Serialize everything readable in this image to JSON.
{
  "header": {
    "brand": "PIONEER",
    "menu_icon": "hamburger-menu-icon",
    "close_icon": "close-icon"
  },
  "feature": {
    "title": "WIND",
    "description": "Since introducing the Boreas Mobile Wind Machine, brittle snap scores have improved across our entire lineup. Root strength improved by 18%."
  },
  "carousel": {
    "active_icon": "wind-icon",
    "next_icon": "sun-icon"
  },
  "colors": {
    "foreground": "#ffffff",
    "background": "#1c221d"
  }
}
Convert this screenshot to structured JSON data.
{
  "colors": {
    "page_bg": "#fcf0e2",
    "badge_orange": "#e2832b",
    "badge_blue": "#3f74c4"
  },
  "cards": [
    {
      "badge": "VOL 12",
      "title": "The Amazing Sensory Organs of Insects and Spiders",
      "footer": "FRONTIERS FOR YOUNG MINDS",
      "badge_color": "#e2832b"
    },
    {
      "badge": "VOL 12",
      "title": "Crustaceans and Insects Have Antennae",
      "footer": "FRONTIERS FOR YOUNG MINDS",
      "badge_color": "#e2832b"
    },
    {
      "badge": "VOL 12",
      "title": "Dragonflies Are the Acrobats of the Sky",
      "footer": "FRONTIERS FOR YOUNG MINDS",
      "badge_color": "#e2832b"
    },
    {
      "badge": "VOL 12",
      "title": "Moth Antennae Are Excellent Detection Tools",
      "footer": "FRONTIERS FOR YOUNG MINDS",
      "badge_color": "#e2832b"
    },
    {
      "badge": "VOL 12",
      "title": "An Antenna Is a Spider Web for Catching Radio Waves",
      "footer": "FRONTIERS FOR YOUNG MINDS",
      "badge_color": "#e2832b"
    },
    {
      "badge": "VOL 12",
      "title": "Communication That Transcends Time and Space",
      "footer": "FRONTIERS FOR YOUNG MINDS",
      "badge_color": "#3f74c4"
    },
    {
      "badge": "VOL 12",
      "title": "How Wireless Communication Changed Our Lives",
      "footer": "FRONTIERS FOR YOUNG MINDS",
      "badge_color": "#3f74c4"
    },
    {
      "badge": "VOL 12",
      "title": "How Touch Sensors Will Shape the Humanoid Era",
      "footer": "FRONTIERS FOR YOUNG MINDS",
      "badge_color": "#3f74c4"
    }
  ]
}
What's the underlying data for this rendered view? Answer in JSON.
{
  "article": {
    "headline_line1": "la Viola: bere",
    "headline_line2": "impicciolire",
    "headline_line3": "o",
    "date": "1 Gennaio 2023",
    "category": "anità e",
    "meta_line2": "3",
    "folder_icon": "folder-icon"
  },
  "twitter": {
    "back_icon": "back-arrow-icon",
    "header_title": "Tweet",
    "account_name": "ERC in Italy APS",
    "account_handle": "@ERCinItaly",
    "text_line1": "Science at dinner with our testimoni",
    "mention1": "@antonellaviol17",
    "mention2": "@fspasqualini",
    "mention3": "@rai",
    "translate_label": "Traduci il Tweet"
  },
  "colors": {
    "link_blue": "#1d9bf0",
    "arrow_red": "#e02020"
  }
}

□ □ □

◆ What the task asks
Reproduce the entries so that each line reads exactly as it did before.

◆ Exercise solution
Serialize everything readable in this image to JSON.
{
  "header": {
    "brand": "PIONEER",
    "menu_icon": "hamburger-menu-icon",
    "close_icon": "close-icon"
  },
  "feature": {
    "title": "WIND",
    "description": "Since introducing the Boreas Mobile Wind Machine, brittle snap scores have improved across our entire lineup. Root strength improved by 18%."
  },
  "carousel": {
    "active_icon": "wind-icon",
    "next_icon": "sun-icon"
  },
  "colors": {
    "foreground": "#ffffff",
    "background": "#1c221d"
  }
}
Convert this screenshot to structured JSON data.
{
  "colors": {
    "page_bg": "#fcf0e2",
    "badge_orange": "#e2832b",
    "badge_blue": "#3f74c4"
  },
  "cards": [
    {
      "badge": "VOL 12",
      "title": "The Amazing Sensory Organs of Insects and Spiders",
      "footer": "FRONTIERS FOR YOUNG MINDS",
      "badge_color": "#e2832b"
    },
    {
      "badge": "VOL 12",
      "title": "Crustaceans and Insects Have Antennae",
      "footer": "FRONTIERS FOR YOUNG MINDS",
      "badge_color": "#e2832b"
    },
    {
      "badge": "VOL 12",
      "title": "Dragonflies Are the Acrobats of the Sky",
      "footer": "FRONTIERS FOR YOUNG MINDS",
      "badge_color": "#e2832b"
    },
    {
      "badge": "VOL 12",
      "title": "Moth Antennae Are Excellent Detection Tools",
      "footer": "FRONTIERS FOR YOUNG MINDS",
      "badge_color": "#e2832b"
    },
    {
      "badge": "VOL 12",
      "title": "An Antenna Is a Spider Web for Catching Radio Waves",
      "footer": "FRONTIERS FOR YOUNG MINDS",
      "badge_color": "#e2832b"
    },
    {
      "badge": "VOL 12",
      "title": "Communication That Transcends Time and Space",
      "footer": "FRONTIERS FOR YOUNG MINDS",
      "badge_color": "#3f74c4"
    },
    {
      "badge": "VOL 12",
      "title": "How Wireless Communication Changed Our Lives",
      "footer": "FRONTIERS FOR YOUNG MINDS",
      "badge_color": "#3f74c4"
    },
    {
      "badge": "VOL 12",
      "title": "How Touch Sensors Will Shape the Humanoid Era",
      "footer": "FRONTIERS FOR YOUNG MINDS",
      "badge_color": "#3f74c4"
    }
  ]
}
What's the underlying data for this rendered view? Answer in JSON.
{
  "article": {
    "headline_line1": "la Viola: bere",
    "headline_line2": "impicciolire",
    "headline_line3": "o",
    "date": "1 Gennaio 2023",
    "category": "anità e",
    "meta_line2": "3",
    "folder_icon": "folder-icon"
  },
  "twitter": {
    "back_icon": "back-arrow-icon",
    "header_title": "Tweet",
    "account_name": "ERC in Italy APS",
    "account_handle": "@ERCinItaly",
    "text_line1": "Science at dinner with our testimoni",
    "mention1": "@antonellaviol17",
    "mention2": "@fspasqualini",
    "mention3": "@rai",
    "translate_label": "Traduci il Tweet"
  },
  "colors": {
    "link_blue": "#1d9bf0",
    "arrow_red": "#e02020"
  }
}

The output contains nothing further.